Philip Bobbitt vs. Robert Skidelsky
The Prospect, February 2003
14th January 2003
I am not against regime change in Iraq. The people of Iraq would be much better off without Saddam and his henchmen; the Gulf would probably be more secure. But such a change should be brought about by the Iraqis themselves. External pressure can help, but it should not substitute for a domestic decision. Otherwise, the benefits of regime change become much less clear.
Nor am I against a war to remove Saddam under all circumstances. My case rests on the proposition that the inspection/sanctions regime has worked, and will continue to work, to the extent necessary to remove the threat Saddam poses to the world and the worst of the threat to his own people. If I am wrong about this – if evidence emerges that Saddam's present WMD capacity is more than "risible" – then I would favour using force to dislodge him, whether or not the UN mandated it. But I expect it would, under the circumstances.
However, you have forced me to re-think my argument in one respect. The anti-war party have not given a convincing answer to your question: what happens if compliance is certified, the inspectors withdrawn, and sanctions ended? Would Saddam not be free to acquire a new stock of WMDs? I would now agree that the main features of the present "compellance" system should remain in place so long as Saddam stays in power. Sanctions could at the same time be made "smarter." Such a move would take into account that compliance has been less than full-blooded while also permitting economic recovery and retaining an incentive for the Iraqis themselves to get rid of Saddam.

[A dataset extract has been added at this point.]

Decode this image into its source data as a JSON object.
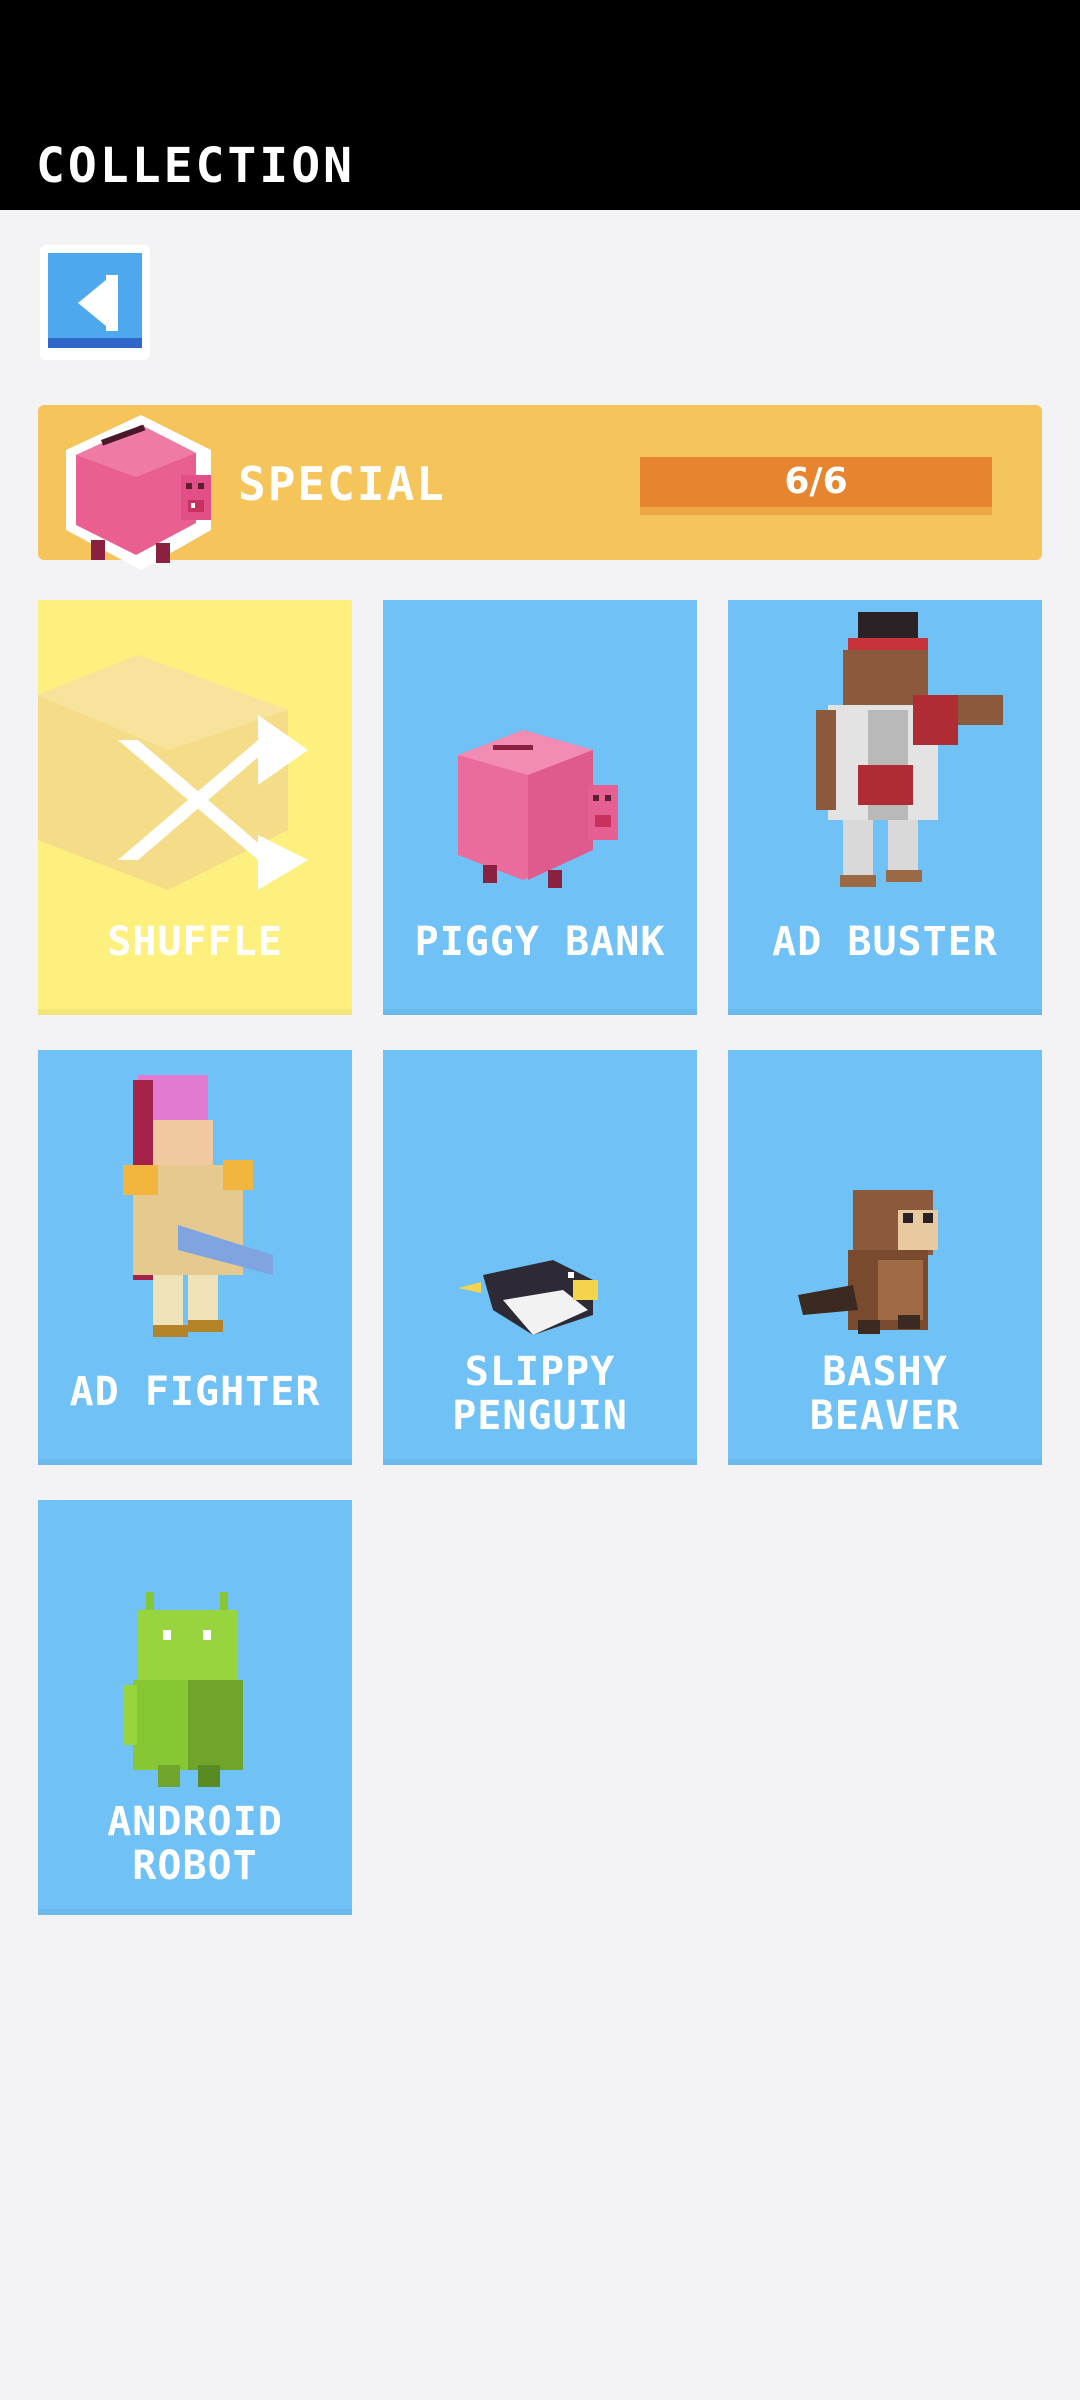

You say that if a country already has WMDs capacity it is too late to do anything about it. This is surely too pessimistic. WMDs do not suddenly appear fully grown. There are always warning signs. We need to be able to act on them. This links up to your important point about the impossibility or difficulty of extended deterrence. What I would say is that we need to develop systems of surveillance, inspection, verification, and intervention which can be activated against countries, according to agreed criteria. One of these criteria would be the character of the regime.
In the course of our exchange I have become aware of how far America and Europe have drifted apart in their views, not just about Iraq, but about the shape of the post-cold war world. This is partly because we did not experience the trauma of 11th September. But it runs deeper. Our common culture gives us broad sympathies. But our histories have bequeathed us a different attitude to the use of force. And our interests are not always the same.
Yet without the cohesion of the US and Europe an international system fit for the 21st century cannot be evolved: it is a necessary, though not sufficient, condition. If the Iraqi crisis provides the intellectual stimulus to work out the rules of such a system, good will yet come of it.